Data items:
---*---

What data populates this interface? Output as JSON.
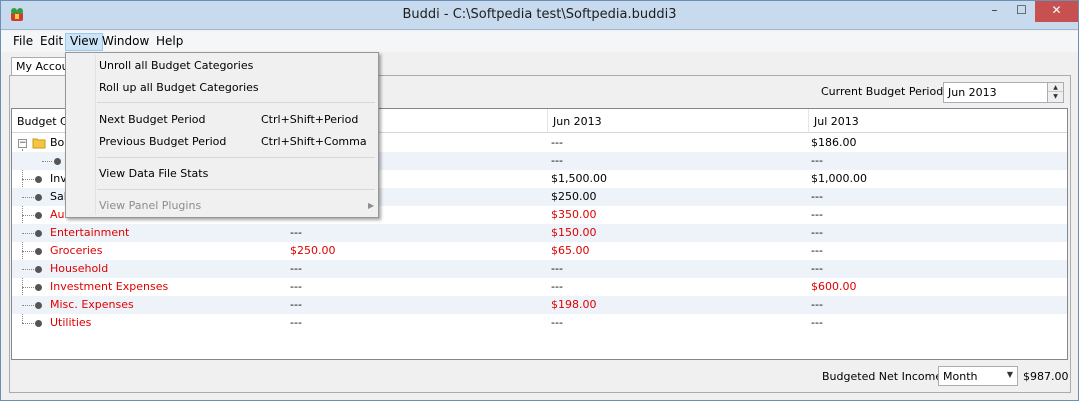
{
  "window": {
    "title": "Buddi - C:\\Softpedia test\\Softpedia.buddi3",
    "minimize_glyph": "–",
    "maximize_glyph": "☐",
    "close_glyph": "✕"
  },
  "menubar": [
    "File",
    "Edit",
    "View",
    "Window",
    "Help"
  ],
  "tab": {
    "label": "My Accou"
  },
  "budget_period": {
    "label": "Current Budget Period",
    "value": "Jun 2013"
  },
  "table": {
    "headers": [
      "Budget Ca",
      "",
      "Jun 2013",
      "Jul 2013"
    ],
    "rows": [
      {
        "name": "Bon",
        "col1": "",
        "col2": "---",
        "col3": "$186.00",
        "red": false,
        "kind": "folder"
      },
      {
        "name": "",
        "col1": "",
        "col2": "---",
        "col3": "---",
        "red": false,
        "kind": "child"
      },
      {
        "name": "Inv",
        "col1": "",
        "col2": "$1,500.00",
        "col3": "$1,000.00",
        "red": false,
        "kind": "leaf"
      },
      {
        "name": "Sal",
        "col1": "",
        "col2": "$250.00",
        "col3": "---",
        "red": false,
        "kind": "leaf"
      },
      {
        "name": "Aut",
        "col1": "",
        "col2": "$350.00",
        "col3": "---",
        "red": true,
        "kind": "leaf"
      },
      {
        "name": "Entertainment",
        "col1": "---",
        "col2": "$150.00",
        "col3": "---",
        "red": true,
        "kind": "leaf"
      },
      {
        "name": "Groceries",
        "col1": "$250.00",
        "col2": "$65.00",
        "col3": "---",
        "red": true,
        "kind": "leaf"
      },
      {
        "name": "Household",
        "col1": "---",
        "col2": "---",
        "col3": "---",
        "red": true,
        "kind": "leaf"
      },
      {
        "name": "Investment Expenses",
        "col1": "---",
        "col2": "---",
        "col3": "$600.00",
        "red": true,
        "kind": "leaf"
      },
      {
        "name": "Misc. Expenses",
        "col1": "---",
        "col2": "$198.00",
        "col3": "---",
        "red": true,
        "kind": "leaf"
      },
      {
        "name": "Utilities",
        "col1": "---",
        "col2": "---",
        "col3": "---",
        "red": true,
        "kind": "leaf"
      }
    ]
  },
  "footer": {
    "label": "Budgeted Net Income /",
    "select_value": "Month",
    "amount": "$987.00"
  },
  "view_menu": {
    "items": [
      {
        "label": "Unroll all Budget Categories",
        "shortcut": ""
      },
      {
        "label": "Roll up all Budget Categories",
        "shortcut": ""
      },
      {
        "label": "Next Budget Period",
        "shortcut": "Ctrl+Shift+Period"
      },
      {
        "label": "Previous Budget Period",
        "shortcut": "Ctrl+Shift+Comma"
      },
      {
        "label": "View Data File Stats",
        "shortcut": ""
      },
      {
        "label": "View Panel Plugins",
        "shortcut": "",
        "disabled": true
      }
    ]
  },
  "colors": {
    "titlebar": "#c7daee",
    "negative": "#e00000",
    "alt_row": "#eef3fa",
    "close": "#c75050"
  }
}
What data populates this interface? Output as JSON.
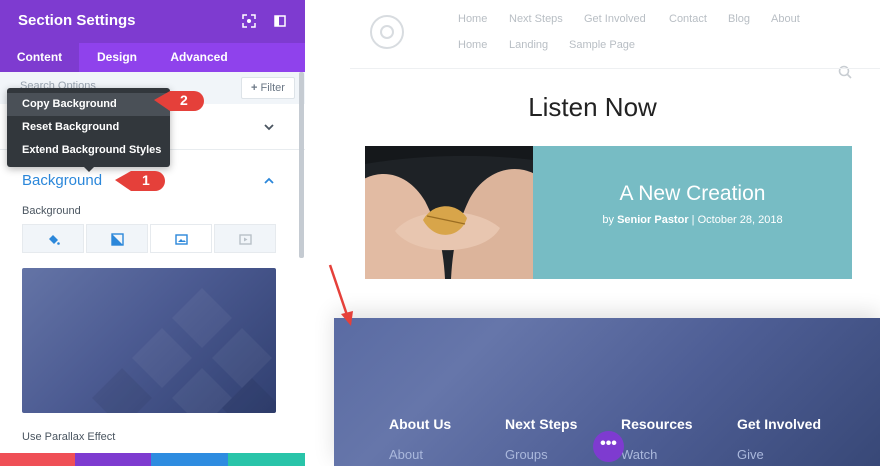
{
  "panel": {
    "title": "Section Settings",
    "tabs": [
      "Content",
      "Design",
      "Advanced"
    ],
    "active_tab": "Content",
    "search_placeholder": "Search Options",
    "filter_label": "Filter",
    "background_section_title": "Background",
    "background_field_label": "Background",
    "background_type_tabs": [
      "paint-bucket-icon",
      "gradient-icon",
      "image-icon",
      "video-icon"
    ],
    "parallax_label": "Use Parallax Effect",
    "accent_color": "#7e3bd0",
    "bottom_bar_colors": [
      "#ef4f56",
      "#7e3bd0",
      "#2e8ce0",
      "#29c4a9"
    ]
  },
  "context_menu": {
    "items": [
      "Copy Background",
      "Reset Background",
      "Extend Background Styles"
    ],
    "highlighted": "Copy Background"
  },
  "callouts": [
    "1",
    "2"
  ],
  "preview": {
    "nav_links": [
      "Home",
      "Next Steps",
      "Get Involved",
      "Contact",
      "Blog",
      "About",
      "Home",
      "Landing",
      "Sample Page"
    ],
    "section_title": "Listen Now",
    "post": {
      "title": "A New Creation",
      "by": "by",
      "author": "Senior Pastor",
      "separator": "|",
      "date": "October 28, 2018"
    },
    "footer_columns": [
      {
        "heading": "About Us",
        "link": "About"
      },
      {
        "heading": "Next Steps",
        "link": "Groups"
      },
      {
        "heading": "Resources",
        "link": "Watch"
      },
      {
        "heading": "Get Involved",
        "link": "Give"
      }
    ],
    "more_button": "•••"
  }
}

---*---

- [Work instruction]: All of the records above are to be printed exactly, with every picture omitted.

- [Written answer]:
What data populates this interface? Output as JSON.
{
  "window": {
    "title": "Buddi - C:\\Softpedia test\\Softpedia.buddi3",
    "minimize_glyph": "–",
    "maximize_glyph": "☐",
    "close_glyph": "✕"
  },
  "menubar": [
    "File",
    "Edit",
    "View",
    "Window",
    "Help"
  ],
  "tab": {
    "label": "My Accou"
  },
  "budget_period": {
    "label": "Current Budget Period",
    "value": "Jun 2013"
  },
  "table": {
    "headers": [
      "Budget Ca",
      "",
      "Jun 2013",
      "Jul 2013"
    ],
    "rows": [
      {
        "name": "Bon",
        "col1": "",
        "col2": "---",
        "col3": "$186.00",
        "red": false,
        "kind": "folder"
      },
      {
        "name": "",
        "col1": "",
        "col2": "---",
        "col3": "---",
        "red": false,
        "kind": "child"
      },
      {
        "name": "Inv",
        "col1": "",
        "col2": "$1,500.00",
        "col3": "$1,000.00",
        "red": false,
        "kind": "leaf"
      },
      {
        "name": "Sal",
        "col1": "",
        "col2": "$250.00",
        "col3": "---",
        "red": false,
        "kind": "leaf"
      },
      {
        "name": "Aut",
        "col1": "",
        "col2": "$350.00",
        "col3": "---",
        "red": true,
        "kind": "leaf"
      },
      {
        "name": "Entertainment",
        "col1": "---",
        "col2": "$150.00",
        "col3": "---",
        "red": true,
        "kind": "leaf"
      },
      {
        "name": "Groceries",
        "col1": "$250.00",
        "col2": "$65.00",
        "col3": "---",
        "red": true,
        "kind": "leaf"
      },
      {
        "name": "Household",
        "col1": "---",
        "col2": "---",
        "col3": "---",
        "red": true,
        "kind": "leaf"
      },
      {
        "name": "Investment Expenses",
        "col1": "---",
        "col2": "---",
        "col3": "$600.00",
        "red": true,
        "kind": "leaf"
      },
      {
        "name": "Misc. Expenses",
        "col1": "---",
        "col2": "$198.00",
        "col3": "---",
        "red": true,
        "kind": "leaf"
      },
      {
        "name": "Utilities",
        "col1": "---",
        "col2": "---",
        "col3": "---",
        "red": true,
        "kind": "leaf"
      }
    ]
  },
  "footer": {
    "label": "Budgeted Net Income /",
    "select_value": "Month",
    "amount": "$987.00"
  },
  "view_menu": {
    "items": [
      {
        "label": "Unroll all Budget Categories",
        "shortcut": ""
      },
      {
        "label": "Roll up all Budget Categories",
        "shortcut": ""
      },
      {
        "label": "Next Budget Period",
        "shortcut": "Ctrl+Shift+Period"
      },
      {
        "label": "Previous Budget Period",
        "shortcut": "Ctrl+Shift+Comma"
      },
      {
        "label": "View Data File Stats",
        "shortcut": ""
      },
      {
        "label": "View Panel Plugins",
        "shortcut": "",
        "disabled": true
      }
    ]
  },
  "colors": {
    "titlebar": "#c7daee",
    "negative": "#e00000",
    "alt_row": "#eef3fa",
    "close": "#c75050"
  }
}
What data populates this interface? Output as JSON.
{
  "panel": {
    "title": "Section Settings",
    "tabs": [
      "Content",
      "Design",
      "Advanced"
    ],
    "active_tab": "Content",
    "search_placeholder": "Search Options",
    "filter_label": "Filter",
    "background_section_title": "Background",
    "background_field_label": "Background",
    "background_type_tabs": [
      "paint-bucket-icon",
      "gradient-icon",
      "image-icon",
      "video-icon"
    ],
    "parallax_label": "Use Parallax Effect",
    "accent_color": "#7e3bd0",
    "bottom_bar_colors": [
      "#ef4f56",
      "#7e3bd0",
      "#2e8ce0",
      "#29c4a9"
    ]
  },
  "context_menu": {
    "items": [
      "Copy Background",
      "Reset Background",
      "Extend Background Styles"
    ],
    "highlighted": "Copy Background"
  },
  "callouts": [
    "1",
    "2"
  ],
  "preview": {
    "nav_links": [
      "Home",
      "Next Steps",
      "Get Involved",
      "Contact",
      "Blog",
      "About",
      "Home",
      "Landing",
      "Sample Page"
    ],
    "section_title": "Listen Now",
    "post": {
      "title": "A New Creation",
      "by": "by",
      "author": "Senior Pastor",
      "separator": "|",
      "date": "October 28, 2018"
    },
    "footer_columns": [
      {
        "heading": "About Us",
        "link": "About"
      },
      {
        "heading": "Next Steps",
        "link": "Groups"
      },
      {
        "heading": "Resources",
        "link": "Watch"
      },
      {
        "heading": "Get Involved",
        "link": "Give"
      }
    ],
    "more_button": "•••"
  }
}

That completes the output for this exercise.